Everyone has a movie that they watch every time it’s on, and I’m no exception. While flipping through the channels yesterday, I came across one of mine, the romantic comedy “Love Actually.” If you haven’t seen it, it takes place in London during the holidays and follows the lives of eight very different couples dealing with their love lives in various loosely and interrelated tales.
Bill Nighy plays an apathetic, seemingly somewhat addled, aging pop star named Billy Mack who is trying to come up with a hit. He does a remake of The Troggs’ “Love is All Around Us” for the holiday season called “Christmas is All Around Us.”
In order to regain his status as a pop star, Billy’s song has to overtake the holiday single from a boy band called Blue. What he does is part calculated risk, part mad genius, and all marketing.
Mack and his manager embark on a whirlwind marketing tour to promote their song. He makes a video, a tribute to Robert Palmer’s “Addicted to Love,” complete with a group of scantily-clad Mrs. Clauses playing the part of his backup band. In order to achieve his goal, Billy has to promote the single on Top-40 radio and TV shows.
Then, as he’s going through all of the interviews and appearances associated with being relevant on today’s music scene, he does something really weird.
He is himself. By relating his past experiences in the business, doing a couple of hilarious and memorable things on live TV, and promising to sing the song naked on Christmas Eve if it reaches Number One, Billy gains notoriety once again. His single overtakes Blue, he’s invited to parties at Elton John’s and he is once again on top.
What does this have to do with real estate marketing?
Billy has the older audience in his pocket, but he and his manager realize they have to cultivate a new audience. The nostalgia crowd is good for a few sales, but the younger audience buys more and will for years to come if they can appeal to them.
He draws upon his experiences of being in the business to a new generation of listeners. The younger crowd doesn’t know about Billy in his heyday. So he recreates it with a couple of well-timed events to get people talking.
Finally, by stepping outside his comfort zone and trying something new, Billy learns quickly to relate to the younger audience. But in the long run, he’s still just the same outrageous Billy Mack he always was.
Remember the old adage: If you do what you’ve always done, you’ll get what you’ve always gotten.
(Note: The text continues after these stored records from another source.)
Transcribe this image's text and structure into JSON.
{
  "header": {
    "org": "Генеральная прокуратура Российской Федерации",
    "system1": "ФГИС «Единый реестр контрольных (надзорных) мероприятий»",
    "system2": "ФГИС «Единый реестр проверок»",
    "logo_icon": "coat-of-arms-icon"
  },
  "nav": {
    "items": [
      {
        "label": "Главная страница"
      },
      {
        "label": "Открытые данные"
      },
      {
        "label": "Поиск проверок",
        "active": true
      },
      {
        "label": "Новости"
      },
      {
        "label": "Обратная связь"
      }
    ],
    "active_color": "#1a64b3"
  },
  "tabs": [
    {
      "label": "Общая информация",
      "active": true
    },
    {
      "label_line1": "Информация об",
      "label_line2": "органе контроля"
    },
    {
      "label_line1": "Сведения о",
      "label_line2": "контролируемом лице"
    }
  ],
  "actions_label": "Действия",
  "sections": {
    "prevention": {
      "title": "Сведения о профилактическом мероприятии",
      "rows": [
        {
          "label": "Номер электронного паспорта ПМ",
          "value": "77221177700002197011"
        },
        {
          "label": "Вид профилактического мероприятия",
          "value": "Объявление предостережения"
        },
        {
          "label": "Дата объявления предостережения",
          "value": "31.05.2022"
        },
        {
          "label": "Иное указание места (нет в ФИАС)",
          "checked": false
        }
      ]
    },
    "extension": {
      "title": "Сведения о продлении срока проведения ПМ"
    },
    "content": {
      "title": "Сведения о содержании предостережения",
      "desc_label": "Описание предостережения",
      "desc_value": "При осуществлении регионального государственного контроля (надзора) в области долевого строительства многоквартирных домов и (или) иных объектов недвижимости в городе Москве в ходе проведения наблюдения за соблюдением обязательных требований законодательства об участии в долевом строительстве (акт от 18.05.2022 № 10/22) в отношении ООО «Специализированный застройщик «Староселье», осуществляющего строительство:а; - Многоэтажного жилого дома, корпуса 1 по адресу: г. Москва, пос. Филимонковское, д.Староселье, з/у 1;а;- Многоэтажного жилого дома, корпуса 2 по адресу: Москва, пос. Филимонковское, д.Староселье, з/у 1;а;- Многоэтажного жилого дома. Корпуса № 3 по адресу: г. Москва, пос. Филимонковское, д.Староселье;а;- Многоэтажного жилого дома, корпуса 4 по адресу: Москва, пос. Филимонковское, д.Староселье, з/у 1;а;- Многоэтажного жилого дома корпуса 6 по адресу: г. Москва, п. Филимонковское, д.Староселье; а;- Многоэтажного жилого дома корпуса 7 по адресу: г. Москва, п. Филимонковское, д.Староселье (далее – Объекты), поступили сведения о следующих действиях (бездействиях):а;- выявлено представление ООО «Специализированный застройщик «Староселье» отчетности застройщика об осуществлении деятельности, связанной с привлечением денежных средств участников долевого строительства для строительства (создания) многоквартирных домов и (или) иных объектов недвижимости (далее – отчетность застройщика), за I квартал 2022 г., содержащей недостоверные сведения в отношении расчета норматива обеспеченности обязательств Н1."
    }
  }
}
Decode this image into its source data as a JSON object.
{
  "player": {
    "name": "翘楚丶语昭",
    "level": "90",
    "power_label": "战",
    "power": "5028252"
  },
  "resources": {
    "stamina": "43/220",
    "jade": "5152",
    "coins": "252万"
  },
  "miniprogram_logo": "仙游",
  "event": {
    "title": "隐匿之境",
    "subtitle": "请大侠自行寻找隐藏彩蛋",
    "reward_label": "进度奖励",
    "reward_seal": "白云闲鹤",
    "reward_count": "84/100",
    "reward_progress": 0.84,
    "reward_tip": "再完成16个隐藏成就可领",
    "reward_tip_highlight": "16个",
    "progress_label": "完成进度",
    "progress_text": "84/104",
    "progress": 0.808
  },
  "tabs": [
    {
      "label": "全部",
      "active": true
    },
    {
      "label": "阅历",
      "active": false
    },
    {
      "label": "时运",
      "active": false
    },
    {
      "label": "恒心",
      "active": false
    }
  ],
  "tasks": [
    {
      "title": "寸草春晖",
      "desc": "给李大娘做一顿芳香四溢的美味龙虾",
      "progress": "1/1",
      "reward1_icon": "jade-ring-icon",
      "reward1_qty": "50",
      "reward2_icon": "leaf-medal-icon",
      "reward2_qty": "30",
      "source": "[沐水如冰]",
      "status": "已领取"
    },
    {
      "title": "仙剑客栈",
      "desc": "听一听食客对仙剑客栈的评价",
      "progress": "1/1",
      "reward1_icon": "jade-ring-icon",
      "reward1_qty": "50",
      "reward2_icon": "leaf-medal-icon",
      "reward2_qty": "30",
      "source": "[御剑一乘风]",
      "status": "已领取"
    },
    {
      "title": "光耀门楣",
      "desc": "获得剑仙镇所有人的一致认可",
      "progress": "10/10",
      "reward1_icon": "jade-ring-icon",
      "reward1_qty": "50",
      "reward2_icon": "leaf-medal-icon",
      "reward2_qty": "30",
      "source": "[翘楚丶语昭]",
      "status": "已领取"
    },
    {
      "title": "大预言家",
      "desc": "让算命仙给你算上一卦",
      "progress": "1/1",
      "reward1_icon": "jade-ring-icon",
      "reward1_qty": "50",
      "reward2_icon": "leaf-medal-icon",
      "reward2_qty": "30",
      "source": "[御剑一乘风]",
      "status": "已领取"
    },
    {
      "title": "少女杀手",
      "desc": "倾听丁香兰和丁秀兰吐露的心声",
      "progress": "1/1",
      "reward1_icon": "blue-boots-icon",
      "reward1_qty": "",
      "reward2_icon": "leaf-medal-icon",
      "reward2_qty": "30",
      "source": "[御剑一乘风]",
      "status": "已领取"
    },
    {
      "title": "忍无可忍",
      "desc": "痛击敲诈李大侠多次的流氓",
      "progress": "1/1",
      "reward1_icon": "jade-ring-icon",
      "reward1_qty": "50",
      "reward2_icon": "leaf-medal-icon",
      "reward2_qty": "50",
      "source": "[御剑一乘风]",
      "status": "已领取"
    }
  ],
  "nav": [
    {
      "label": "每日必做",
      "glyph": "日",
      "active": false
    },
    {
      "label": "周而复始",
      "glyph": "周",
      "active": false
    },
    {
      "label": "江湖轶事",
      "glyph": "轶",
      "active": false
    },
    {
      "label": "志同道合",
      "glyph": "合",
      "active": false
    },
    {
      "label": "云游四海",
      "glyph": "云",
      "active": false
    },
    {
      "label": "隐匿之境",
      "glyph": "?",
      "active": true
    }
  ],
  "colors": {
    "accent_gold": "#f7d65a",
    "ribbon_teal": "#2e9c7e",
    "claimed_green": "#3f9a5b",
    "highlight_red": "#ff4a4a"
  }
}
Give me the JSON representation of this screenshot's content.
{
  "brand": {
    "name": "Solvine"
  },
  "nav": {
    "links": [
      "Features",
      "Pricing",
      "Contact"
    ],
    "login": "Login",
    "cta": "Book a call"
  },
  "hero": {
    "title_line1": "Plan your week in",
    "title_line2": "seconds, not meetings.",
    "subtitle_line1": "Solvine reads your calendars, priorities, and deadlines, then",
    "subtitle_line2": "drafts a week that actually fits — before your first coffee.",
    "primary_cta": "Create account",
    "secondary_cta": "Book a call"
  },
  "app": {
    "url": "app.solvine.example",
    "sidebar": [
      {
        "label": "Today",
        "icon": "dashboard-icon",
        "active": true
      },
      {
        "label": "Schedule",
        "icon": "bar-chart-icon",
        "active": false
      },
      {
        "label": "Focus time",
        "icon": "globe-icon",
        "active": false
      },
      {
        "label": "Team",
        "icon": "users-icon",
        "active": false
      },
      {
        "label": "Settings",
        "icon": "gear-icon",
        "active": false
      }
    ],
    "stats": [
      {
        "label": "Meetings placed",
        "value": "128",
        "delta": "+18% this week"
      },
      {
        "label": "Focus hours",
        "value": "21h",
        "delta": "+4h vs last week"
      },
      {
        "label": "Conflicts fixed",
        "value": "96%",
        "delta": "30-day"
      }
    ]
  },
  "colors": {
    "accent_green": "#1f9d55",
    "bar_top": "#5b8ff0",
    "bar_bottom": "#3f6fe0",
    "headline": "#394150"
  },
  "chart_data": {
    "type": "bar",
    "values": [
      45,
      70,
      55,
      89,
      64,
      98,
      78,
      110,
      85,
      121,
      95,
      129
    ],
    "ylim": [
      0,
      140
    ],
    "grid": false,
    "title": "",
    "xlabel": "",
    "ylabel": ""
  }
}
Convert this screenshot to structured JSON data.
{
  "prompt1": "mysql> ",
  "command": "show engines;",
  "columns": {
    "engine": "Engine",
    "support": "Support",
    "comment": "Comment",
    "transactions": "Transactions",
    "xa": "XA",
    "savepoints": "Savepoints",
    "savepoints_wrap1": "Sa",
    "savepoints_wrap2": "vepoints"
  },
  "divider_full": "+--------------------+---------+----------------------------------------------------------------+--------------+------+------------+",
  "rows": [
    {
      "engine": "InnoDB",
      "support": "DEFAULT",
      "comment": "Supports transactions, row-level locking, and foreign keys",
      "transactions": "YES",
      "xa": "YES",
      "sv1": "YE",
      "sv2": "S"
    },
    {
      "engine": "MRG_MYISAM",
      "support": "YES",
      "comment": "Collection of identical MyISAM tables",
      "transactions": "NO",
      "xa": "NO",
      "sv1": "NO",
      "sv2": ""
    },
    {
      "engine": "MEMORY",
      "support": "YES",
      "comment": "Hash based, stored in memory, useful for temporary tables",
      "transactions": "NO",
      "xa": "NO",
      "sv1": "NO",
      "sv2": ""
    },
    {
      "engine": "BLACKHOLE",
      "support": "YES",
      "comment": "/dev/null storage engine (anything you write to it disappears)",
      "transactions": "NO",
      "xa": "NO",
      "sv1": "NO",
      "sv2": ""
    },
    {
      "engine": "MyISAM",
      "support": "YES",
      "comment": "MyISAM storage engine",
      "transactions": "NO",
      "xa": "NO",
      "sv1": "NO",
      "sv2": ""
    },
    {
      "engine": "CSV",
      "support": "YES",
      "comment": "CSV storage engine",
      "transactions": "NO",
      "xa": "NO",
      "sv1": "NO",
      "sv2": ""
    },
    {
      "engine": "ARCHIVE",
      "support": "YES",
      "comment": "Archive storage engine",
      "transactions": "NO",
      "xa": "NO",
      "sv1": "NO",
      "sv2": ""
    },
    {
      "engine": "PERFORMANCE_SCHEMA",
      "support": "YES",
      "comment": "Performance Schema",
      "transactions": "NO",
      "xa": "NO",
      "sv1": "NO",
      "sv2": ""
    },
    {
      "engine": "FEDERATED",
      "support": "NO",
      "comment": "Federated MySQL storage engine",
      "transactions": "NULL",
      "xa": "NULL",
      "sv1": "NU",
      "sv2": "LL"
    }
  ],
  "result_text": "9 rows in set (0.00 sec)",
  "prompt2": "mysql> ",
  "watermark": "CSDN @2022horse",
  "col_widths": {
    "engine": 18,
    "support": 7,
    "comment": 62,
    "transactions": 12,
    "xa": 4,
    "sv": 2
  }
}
It’s easy to do the same things we’ve done to market real estate, but that’s not going to resonate with buyers in their mid- to late-20s. Marketing to a younger crowd can be difficult and uncomfortable. We’re not advocating that you go crazy like Billy. The secret is to be where they are: local entertainment publications, Internet and social media are just a few places where you should make inroads to cultivating a new audience.
We’ve got more options. If you’re ready to take your marketing success to the next level, call the real estate marketing professionals at 800.458.8245 for a free marketing consultation.